WHAT TO DO -
Please restate the data word for word, in full.

Data about app and page elements:
/---

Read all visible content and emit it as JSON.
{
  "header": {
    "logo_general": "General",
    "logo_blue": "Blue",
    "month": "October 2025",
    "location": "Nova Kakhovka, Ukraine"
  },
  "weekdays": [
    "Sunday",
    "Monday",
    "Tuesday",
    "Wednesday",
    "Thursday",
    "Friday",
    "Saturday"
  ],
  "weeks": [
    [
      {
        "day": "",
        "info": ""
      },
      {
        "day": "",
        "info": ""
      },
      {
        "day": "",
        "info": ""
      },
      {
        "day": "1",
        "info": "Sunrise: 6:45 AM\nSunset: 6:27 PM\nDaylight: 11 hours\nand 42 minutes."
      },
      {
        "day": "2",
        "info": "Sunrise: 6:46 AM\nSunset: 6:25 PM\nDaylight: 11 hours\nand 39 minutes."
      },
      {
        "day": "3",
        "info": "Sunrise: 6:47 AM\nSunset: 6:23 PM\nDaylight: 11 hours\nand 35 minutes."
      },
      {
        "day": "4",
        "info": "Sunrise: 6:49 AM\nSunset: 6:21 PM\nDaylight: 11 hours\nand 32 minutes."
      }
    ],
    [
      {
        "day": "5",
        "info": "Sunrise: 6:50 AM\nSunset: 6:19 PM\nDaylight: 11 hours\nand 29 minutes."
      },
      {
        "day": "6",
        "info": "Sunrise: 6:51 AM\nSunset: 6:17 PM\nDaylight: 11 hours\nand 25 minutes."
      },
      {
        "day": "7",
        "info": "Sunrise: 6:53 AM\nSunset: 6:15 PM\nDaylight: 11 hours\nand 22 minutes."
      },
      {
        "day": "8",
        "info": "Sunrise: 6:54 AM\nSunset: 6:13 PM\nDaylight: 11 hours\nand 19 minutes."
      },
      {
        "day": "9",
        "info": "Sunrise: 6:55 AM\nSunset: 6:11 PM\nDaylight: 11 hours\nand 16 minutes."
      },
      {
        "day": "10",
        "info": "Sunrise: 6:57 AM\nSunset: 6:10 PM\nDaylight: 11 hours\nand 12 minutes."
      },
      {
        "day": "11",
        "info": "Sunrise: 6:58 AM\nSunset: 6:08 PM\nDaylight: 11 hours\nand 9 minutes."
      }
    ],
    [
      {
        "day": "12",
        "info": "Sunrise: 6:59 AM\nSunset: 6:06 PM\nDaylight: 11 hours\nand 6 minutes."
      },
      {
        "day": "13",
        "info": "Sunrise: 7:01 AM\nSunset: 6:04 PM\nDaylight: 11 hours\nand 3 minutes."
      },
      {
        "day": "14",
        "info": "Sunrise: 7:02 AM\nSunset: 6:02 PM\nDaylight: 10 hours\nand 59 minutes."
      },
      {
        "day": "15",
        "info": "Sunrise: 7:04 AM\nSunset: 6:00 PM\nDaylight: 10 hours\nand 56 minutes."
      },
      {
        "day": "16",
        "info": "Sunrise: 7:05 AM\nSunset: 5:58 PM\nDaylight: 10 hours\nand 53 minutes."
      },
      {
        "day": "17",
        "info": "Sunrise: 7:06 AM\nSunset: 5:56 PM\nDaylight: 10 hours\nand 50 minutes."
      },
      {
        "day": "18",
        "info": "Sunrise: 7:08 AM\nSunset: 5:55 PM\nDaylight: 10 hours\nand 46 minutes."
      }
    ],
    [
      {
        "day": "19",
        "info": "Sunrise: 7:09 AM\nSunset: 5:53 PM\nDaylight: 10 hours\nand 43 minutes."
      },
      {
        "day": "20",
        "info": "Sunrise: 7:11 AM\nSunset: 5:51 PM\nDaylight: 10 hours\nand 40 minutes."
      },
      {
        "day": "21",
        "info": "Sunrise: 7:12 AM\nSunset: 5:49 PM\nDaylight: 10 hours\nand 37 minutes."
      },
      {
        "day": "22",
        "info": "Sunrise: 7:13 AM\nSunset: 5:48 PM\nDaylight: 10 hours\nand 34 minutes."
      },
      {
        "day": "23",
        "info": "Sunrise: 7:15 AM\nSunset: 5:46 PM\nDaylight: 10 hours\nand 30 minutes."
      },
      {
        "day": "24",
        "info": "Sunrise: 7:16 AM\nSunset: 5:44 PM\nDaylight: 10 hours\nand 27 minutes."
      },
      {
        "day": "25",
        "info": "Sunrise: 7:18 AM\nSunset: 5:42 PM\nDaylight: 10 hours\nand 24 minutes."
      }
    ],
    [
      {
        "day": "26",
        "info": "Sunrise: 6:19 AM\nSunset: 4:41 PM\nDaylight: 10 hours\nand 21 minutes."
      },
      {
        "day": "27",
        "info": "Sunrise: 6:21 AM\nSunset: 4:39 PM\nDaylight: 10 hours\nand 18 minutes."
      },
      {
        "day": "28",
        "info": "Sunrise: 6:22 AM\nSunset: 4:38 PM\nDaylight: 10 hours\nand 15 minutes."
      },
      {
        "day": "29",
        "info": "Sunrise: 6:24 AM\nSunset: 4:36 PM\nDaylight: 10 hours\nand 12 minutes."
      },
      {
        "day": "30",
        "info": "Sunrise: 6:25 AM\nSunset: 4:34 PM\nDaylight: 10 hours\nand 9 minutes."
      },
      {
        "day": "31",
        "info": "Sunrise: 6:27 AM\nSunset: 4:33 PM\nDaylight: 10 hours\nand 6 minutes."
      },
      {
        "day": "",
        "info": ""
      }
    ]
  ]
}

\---

SOLUTION BELOW -
Read all visible content and emit it as JSON.
{
  "header": {
    "logo_general": "General",
    "logo_blue": "Blue",
    "month": "October 2025",
    "location": "Nova Kakhovka, Ukraine"
  },
  "weekdays": [
    "Sunday",
    "Monday",
    "Tuesday",
    "Wednesday",
    "Thursday",
    "Friday",
    "Saturday"
  ],
  "weeks": [
    [
      {
        "day": "",
        "info": ""
      },
      {
        "day": "",
        "info": ""
      },
      {
        "day": "",
        "info": ""
      },
      {
        "day": "1",
        "info": "Sunrise: 6:45 AM\nSunset: 6:27 PM\nDaylight: 11 hours\nand 42 minutes."
      },
      {
        "day": "2",
        "info": "Sunrise: 6:46 AM\nSunset: 6:25 PM\nDaylight: 11 hours\nand 39 minutes."
      },
      {
        "day": "3",
        "info": "Sunrise: 6:47 AM\nSunset: 6:23 PM\nDaylight: 11 hours\nand 35 minutes."
      },
      {
        "day": "4",
        "info": "Sunrise: 6:49 AM\nSunset: 6:21 PM\nDaylight: 11 hours\nand 32 minutes."
      }
    ],
    [
      {
        "day": "5",
        "info": "Sunrise: 6:50 AM\nSunset: 6:19 PM\nDaylight: 11 hours\nand 29 minutes."
      },
      {
        "day": "6",
        "info": "Sunrise: 6:51 AM\nSunset: 6:17 PM\nDaylight: 11 hours\nand 25 minutes."
      },
      {
        "day": "7",
        "info": "Sunrise: 6:53 AM\nSunset: 6:15 PM\nDaylight: 11 hours\nand 22 minutes."
      },
      {
        "day": "8",
        "info": "Sunrise: 6:54 AM\nSunset: 6:13 PM\nDaylight: 11 hours\nand 19 minutes."
      },
      {
        "day": "9",
        "info": "Sunrise: 6:55 AM\nSunset: 6:11 PM\nDaylight: 11 hours\nand 16 minutes."
      },
      {
        "day": "10",
        "info": "Sunrise: 6:57 AM\nSunset: 6:10 PM\nDaylight: 11 hours\nand 12 minutes."
      },
      {
        "day": "11",
        "info": "Sunrise: 6:58 AM\nSunset: 6:08 PM\nDaylight: 11 hours\nand 9 minutes."
      }
    ],
    [
      {
        "day": "12",
        "info": "Sunrise: 6:59 AM\nSunset: 6:06 PM\nDaylight: 11 hours\nand 6 minutes."
      },
      {
        "day": "13",
        "info": "Sunrise: 7:01 AM\nSunset: 6:04 PM\nDaylight: 11 hours\nand 3 minutes."
      },
      {
        "day": "14",
        "info": "Sunrise: 7:02 AM\nSunset: 6:02 PM\nDaylight: 10 hours\nand 59 minutes."
      },
      {
        "day": "15",
        "info": "Sunrise: 7:04 AM\nSunset: 6:00 PM\nDaylight: 10 hours\nand 56 minutes."
      },
      {
        "day": "16",
        "info": "Sunrise: 7:05 AM\nSunset: 5:58 PM\nDaylight: 10 hours\nand 53 minutes."
      },
      {
        "day": "17",
        "info": "Sunrise: 7:06 AM\nSunset: 5:56 PM\nDaylight: 10 hours\nand 50 minutes."
      },
      {
        "day": "18",
        "info": "Sunrise: 7:08 AM\nSunset: 5:55 PM\nDaylight: 10 hours\nand 46 minutes."
      }
    ],
    [
      {
        "day": "19",
        "info": "Sunrise: 7:09 AM\nSunset: 5:53 PM\nDaylight: 10 hours\nand 43 minutes."
      },
      {
        "day": "20",
        "info": "Sunrise: 7:11 AM\nSunset: 5:51 PM\nDaylight: 10 hours\nand 40 minutes."
      },
      {
        "day": "21",
        "info": "Sunrise: 7:12 AM\nSunset: 5:49 PM\nDaylight: 10 hours\nand 37 minutes."
      },
      {
        "day": "22",
        "info": "Sunrise: 7:13 AM\nSunset: 5:48 PM\nDaylight: 10 hours\nand 34 minutes."
      },
      {
        "day": "23",
        "info": "Sunrise: 7:15 AM\nSunset: 5:46 PM\nDaylight: 10 hours\nand 30 minutes."
      },
      {
        "day": "24",
        "info": "Sunrise: 7:16 AM\nSunset: 5:44 PM\nDaylight: 10 hours\nand 27 minutes."
      },
      {
        "day": "25",
        "info": "Sunrise: 7:18 AM\nSunset: 5:42 PM\nDaylight: 10 hours\nand 24 minutes."
      }
    ],
    [
      {
        "day": "26",
        "info": "Sunrise: 6:19 AM\nSunset: 4:41 PM\nDaylight: 10 hours\nand 21 minutes."
      },
      {
        "day": "27",
        "info": "Sunrise: 6:21 AM\nSunset: 4:39 PM\nDaylight: 10 hours\nand 18 minutes."
      },
      {
        "day": "28",
        "info": "Sunrise: 6:22 AM\nSunset: 4:38 PM\nDaylight: 10 hours\nand 15 minutes."
      },
      {
        "day": "29",
        "info": "Sunrise: 6:24 AM\nSunset: 4:36 PM\nDaylight: 10 hours\nand 12 minutes."
      },
      {
        "day": "30",
        "info": "Sunrise: 6:25 AM\nSunset: 4:34 PM\nDaylight: 10 hours\nand 9 minutes."
      },
      {
        "day": "31",
        "info": "Sunrise: 6:27 AM\nSunset: 4:33 PM\nDaylight: 10 hours\nand 6 minutes."
      },
      {
        "day": "",
        "info": ""
      }
    ]
  ]
}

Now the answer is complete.